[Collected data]
# # # # #
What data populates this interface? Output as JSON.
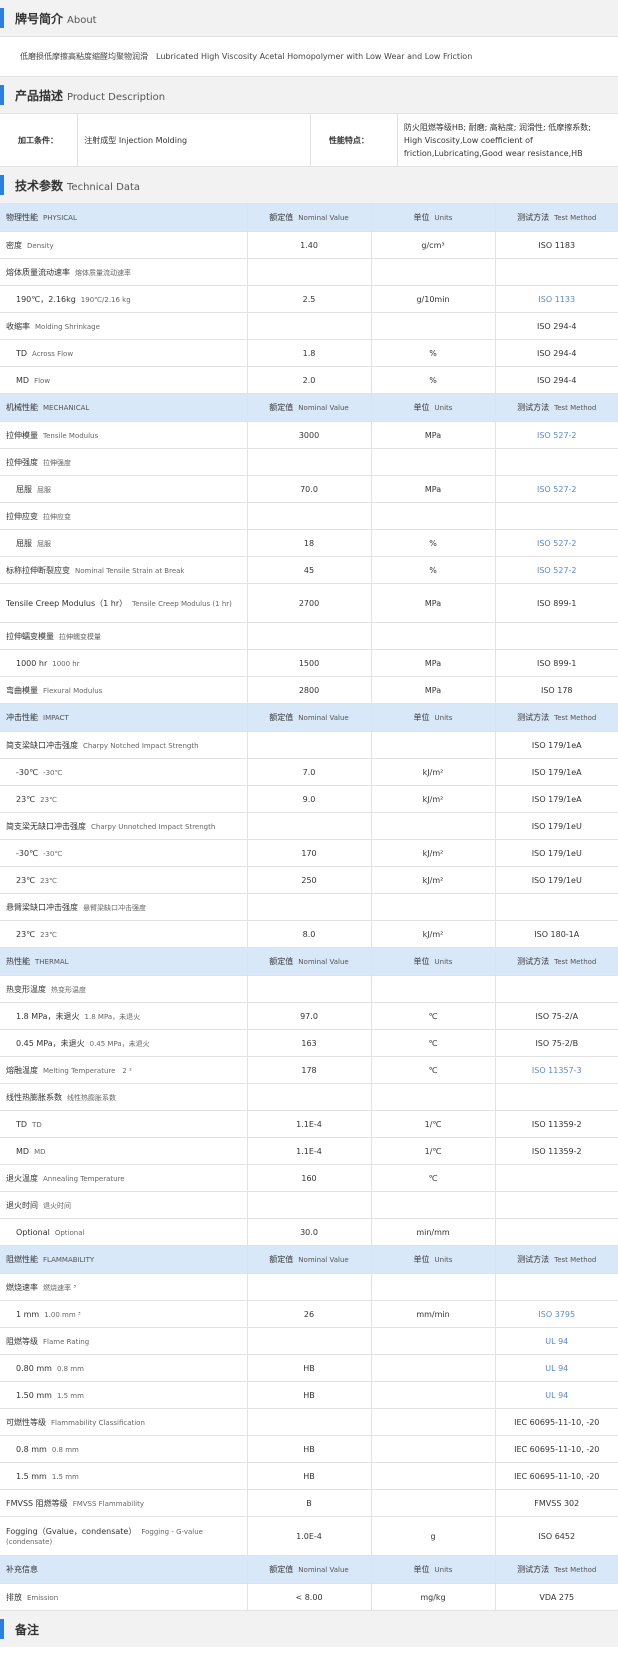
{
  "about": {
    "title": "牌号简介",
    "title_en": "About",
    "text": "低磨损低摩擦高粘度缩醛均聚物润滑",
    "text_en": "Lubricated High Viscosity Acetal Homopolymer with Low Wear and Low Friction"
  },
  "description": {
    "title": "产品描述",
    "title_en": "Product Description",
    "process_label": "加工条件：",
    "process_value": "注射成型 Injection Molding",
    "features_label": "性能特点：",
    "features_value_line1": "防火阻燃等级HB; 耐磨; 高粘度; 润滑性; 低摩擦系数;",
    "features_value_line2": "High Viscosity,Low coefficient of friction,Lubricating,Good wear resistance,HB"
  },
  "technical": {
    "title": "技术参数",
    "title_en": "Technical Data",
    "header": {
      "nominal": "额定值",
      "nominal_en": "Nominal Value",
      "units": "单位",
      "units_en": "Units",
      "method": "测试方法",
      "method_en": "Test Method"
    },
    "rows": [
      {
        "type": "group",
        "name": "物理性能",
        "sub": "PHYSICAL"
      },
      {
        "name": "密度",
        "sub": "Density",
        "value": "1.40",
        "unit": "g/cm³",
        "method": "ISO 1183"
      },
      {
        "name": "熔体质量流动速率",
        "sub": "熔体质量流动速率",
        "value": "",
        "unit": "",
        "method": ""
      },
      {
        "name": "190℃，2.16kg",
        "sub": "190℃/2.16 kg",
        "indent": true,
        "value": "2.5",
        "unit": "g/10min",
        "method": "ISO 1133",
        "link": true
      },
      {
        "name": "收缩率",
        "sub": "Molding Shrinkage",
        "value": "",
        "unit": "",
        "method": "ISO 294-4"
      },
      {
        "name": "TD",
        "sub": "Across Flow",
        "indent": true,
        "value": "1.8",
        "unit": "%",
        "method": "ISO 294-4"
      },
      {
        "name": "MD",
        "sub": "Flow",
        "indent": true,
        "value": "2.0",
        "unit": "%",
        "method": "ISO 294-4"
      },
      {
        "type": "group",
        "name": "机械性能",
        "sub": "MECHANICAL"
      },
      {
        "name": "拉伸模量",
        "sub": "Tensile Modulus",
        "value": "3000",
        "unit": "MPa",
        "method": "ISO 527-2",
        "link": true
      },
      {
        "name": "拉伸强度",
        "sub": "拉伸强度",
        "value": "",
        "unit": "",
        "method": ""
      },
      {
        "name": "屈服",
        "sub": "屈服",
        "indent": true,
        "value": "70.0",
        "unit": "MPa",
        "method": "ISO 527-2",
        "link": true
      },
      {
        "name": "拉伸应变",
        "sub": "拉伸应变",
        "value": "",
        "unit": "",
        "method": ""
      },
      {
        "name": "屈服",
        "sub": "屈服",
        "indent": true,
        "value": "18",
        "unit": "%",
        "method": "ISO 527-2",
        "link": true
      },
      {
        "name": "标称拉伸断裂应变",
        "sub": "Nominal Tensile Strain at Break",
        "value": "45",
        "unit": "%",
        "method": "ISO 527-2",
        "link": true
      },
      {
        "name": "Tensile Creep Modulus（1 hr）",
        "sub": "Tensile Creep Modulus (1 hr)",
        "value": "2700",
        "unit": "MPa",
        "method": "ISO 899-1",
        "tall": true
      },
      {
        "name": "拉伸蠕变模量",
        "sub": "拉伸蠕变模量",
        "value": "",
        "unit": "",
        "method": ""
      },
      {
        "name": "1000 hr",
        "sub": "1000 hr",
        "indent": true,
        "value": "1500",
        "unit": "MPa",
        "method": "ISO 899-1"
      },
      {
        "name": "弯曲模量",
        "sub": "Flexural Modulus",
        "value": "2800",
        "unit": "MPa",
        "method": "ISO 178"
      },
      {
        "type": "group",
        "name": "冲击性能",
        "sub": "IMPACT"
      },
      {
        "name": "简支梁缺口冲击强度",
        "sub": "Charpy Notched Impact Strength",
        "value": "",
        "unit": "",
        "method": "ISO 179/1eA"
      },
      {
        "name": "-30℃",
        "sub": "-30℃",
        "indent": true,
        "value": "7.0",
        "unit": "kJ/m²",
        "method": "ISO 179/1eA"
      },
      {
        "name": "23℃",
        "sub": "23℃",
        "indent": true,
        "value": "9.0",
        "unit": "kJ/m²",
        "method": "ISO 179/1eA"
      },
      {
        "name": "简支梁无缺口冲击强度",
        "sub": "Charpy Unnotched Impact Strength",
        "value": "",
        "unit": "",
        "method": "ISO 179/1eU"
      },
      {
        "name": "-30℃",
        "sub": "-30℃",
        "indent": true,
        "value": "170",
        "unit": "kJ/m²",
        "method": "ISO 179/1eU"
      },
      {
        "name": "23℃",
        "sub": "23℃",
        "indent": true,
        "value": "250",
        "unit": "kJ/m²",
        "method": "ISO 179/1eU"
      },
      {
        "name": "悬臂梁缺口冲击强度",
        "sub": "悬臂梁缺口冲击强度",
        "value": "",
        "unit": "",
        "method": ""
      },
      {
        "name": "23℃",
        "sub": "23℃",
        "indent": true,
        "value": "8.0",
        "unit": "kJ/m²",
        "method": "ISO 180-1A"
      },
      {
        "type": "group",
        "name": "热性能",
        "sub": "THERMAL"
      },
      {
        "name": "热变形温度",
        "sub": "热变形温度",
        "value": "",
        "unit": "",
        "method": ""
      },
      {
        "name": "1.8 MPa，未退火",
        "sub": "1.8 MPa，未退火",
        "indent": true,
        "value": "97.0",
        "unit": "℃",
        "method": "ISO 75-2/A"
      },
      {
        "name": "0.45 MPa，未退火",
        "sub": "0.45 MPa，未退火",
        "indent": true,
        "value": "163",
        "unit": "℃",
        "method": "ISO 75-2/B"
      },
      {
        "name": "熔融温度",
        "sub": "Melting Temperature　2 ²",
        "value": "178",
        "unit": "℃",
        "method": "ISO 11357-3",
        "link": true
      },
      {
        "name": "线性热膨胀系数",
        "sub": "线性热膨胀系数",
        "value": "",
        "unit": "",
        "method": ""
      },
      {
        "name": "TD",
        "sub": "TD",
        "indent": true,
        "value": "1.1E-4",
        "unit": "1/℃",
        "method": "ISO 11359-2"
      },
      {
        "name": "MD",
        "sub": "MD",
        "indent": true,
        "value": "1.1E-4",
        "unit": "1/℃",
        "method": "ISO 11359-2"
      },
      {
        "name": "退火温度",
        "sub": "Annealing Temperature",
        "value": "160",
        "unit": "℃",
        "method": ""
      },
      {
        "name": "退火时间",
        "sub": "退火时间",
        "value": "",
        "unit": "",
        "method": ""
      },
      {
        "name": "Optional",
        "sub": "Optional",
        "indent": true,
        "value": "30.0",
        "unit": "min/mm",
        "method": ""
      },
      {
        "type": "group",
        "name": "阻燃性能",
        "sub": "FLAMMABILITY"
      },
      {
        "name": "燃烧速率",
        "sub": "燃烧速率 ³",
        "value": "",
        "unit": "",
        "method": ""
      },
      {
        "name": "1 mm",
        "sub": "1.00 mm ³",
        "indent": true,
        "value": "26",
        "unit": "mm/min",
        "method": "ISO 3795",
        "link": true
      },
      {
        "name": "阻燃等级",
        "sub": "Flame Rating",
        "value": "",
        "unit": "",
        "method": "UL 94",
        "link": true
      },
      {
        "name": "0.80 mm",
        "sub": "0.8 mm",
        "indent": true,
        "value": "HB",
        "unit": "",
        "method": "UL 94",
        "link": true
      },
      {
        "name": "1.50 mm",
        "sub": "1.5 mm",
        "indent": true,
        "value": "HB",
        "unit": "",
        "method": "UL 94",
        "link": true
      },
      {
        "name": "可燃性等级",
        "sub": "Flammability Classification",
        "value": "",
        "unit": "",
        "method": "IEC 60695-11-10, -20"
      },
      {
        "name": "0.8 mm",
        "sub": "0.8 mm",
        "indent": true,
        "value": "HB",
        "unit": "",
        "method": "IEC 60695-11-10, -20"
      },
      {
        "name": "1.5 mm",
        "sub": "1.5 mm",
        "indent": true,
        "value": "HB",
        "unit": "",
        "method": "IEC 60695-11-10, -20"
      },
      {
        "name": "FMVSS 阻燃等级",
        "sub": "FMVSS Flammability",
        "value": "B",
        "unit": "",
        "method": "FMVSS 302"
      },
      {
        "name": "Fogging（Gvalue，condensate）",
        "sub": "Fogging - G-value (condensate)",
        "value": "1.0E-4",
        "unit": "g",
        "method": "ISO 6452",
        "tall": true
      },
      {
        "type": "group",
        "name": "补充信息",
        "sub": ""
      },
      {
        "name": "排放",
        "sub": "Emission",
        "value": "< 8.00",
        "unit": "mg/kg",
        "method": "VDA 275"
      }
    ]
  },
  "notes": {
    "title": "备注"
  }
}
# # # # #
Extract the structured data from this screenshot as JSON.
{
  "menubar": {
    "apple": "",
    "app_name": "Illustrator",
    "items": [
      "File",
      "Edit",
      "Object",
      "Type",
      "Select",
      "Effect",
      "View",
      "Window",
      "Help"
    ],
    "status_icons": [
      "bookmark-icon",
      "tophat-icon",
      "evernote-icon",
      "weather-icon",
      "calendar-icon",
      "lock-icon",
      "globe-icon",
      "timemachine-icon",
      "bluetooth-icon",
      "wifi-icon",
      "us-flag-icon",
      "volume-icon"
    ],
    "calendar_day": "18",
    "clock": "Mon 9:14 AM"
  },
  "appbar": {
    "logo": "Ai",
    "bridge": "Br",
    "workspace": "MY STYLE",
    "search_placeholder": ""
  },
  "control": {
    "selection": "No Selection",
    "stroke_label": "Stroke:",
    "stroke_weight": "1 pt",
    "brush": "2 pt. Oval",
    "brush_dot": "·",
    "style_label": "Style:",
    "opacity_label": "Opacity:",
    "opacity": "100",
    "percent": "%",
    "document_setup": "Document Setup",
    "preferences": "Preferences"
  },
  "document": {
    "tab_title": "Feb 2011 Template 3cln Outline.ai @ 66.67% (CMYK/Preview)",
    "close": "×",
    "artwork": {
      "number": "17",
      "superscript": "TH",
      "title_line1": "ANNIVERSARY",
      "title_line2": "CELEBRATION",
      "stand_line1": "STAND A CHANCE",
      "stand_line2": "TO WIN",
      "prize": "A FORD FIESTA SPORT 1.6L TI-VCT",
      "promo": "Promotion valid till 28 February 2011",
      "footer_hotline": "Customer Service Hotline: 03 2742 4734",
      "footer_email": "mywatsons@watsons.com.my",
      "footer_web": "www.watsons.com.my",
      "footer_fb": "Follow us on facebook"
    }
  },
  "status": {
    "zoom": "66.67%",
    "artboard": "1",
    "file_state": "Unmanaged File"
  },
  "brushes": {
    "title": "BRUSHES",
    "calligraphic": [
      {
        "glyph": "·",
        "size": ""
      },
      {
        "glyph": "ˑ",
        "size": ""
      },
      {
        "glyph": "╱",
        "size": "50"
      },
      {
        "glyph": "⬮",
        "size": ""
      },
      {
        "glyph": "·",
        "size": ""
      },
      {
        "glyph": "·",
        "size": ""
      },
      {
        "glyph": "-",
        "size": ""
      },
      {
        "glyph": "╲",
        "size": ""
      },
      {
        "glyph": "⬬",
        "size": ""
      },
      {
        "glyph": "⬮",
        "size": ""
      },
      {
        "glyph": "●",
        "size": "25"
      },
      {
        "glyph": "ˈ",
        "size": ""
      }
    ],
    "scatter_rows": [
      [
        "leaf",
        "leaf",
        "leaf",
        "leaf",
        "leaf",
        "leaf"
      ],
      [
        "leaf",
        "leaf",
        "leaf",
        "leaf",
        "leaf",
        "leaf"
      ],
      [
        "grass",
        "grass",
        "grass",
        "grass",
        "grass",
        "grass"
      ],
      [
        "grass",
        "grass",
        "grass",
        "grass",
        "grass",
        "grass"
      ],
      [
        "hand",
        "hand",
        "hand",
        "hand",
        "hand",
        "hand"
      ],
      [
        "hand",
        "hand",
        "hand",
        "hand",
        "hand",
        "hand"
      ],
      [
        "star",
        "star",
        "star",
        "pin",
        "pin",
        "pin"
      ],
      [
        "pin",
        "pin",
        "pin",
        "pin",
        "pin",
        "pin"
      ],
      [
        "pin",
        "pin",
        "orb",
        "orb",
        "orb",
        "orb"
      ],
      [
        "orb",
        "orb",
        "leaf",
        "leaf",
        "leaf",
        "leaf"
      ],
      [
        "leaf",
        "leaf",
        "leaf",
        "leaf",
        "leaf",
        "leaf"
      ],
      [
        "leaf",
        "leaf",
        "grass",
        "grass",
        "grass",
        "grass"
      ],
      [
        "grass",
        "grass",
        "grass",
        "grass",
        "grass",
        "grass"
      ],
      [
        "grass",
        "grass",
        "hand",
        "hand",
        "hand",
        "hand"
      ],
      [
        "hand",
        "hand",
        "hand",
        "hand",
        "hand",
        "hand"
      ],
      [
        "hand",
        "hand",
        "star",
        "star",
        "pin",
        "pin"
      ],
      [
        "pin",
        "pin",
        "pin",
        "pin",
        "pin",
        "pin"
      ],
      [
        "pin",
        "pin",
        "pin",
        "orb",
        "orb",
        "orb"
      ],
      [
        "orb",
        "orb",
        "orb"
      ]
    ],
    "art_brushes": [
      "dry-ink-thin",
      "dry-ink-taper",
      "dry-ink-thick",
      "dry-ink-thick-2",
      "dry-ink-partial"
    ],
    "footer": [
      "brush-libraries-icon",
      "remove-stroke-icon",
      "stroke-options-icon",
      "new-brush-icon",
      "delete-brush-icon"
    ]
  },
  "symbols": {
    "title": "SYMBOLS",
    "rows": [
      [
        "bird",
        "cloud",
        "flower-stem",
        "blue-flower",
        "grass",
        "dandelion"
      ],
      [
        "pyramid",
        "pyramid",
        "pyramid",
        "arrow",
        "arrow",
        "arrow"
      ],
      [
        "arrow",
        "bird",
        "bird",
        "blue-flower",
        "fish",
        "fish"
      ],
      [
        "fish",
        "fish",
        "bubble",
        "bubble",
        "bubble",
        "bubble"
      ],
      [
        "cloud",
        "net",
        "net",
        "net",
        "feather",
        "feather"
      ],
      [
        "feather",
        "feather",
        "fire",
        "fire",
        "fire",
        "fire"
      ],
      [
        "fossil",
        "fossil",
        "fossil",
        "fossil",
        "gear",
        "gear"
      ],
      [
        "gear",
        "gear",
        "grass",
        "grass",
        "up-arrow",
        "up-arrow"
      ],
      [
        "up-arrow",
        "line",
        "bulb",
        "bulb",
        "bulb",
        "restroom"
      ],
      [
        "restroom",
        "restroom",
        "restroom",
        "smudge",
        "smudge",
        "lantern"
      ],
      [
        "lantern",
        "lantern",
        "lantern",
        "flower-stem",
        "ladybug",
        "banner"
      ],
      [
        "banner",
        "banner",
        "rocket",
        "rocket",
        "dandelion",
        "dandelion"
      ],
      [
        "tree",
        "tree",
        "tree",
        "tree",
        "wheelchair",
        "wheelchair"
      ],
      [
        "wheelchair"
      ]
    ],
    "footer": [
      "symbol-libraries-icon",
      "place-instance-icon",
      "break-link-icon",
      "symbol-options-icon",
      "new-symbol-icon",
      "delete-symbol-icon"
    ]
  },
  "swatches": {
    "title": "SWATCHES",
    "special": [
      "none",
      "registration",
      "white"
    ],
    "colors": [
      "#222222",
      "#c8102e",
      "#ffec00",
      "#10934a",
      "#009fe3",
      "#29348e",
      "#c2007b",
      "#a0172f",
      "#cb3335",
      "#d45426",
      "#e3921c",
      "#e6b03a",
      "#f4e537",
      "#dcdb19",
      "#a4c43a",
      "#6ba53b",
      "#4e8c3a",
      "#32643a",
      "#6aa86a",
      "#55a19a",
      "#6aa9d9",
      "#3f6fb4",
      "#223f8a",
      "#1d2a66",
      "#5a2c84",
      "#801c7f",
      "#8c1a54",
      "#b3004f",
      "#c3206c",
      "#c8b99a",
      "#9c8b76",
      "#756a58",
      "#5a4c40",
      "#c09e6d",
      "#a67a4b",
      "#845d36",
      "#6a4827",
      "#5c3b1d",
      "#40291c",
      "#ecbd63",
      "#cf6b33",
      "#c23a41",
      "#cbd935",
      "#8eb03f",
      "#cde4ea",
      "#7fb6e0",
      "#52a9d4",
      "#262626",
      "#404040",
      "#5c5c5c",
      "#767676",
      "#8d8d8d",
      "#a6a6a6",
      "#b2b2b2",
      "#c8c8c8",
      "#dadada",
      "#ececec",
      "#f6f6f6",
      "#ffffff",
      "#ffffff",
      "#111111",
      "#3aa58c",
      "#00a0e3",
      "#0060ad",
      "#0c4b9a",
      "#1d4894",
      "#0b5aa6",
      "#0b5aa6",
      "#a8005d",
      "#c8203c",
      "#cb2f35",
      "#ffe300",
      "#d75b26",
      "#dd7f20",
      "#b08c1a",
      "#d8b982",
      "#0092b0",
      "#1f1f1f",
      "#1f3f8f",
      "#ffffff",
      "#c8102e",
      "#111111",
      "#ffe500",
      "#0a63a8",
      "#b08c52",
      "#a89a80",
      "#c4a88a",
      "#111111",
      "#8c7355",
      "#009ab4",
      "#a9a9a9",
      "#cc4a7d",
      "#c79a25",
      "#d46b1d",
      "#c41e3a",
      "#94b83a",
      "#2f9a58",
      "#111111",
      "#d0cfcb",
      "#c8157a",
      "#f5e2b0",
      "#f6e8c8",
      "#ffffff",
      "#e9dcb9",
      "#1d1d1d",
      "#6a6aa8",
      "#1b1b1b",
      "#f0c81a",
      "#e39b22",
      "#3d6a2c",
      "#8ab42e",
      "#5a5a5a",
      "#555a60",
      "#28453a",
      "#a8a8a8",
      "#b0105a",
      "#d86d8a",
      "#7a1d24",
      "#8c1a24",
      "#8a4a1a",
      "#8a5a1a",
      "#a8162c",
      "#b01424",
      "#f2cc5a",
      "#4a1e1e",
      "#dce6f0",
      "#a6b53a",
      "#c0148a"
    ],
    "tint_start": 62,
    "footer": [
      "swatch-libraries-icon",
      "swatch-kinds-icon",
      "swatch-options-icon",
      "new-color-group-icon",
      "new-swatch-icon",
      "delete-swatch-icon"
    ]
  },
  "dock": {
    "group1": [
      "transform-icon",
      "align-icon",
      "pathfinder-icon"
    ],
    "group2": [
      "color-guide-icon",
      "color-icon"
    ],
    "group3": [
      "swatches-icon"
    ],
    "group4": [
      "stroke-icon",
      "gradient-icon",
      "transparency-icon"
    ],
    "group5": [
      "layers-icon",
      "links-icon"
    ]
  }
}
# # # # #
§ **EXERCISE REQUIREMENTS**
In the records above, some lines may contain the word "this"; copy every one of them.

§ **ANSWER TO THE EXERCISE**
What data populates this interface? Output as JSON.
Extract the structured data from this screenshot as JSON.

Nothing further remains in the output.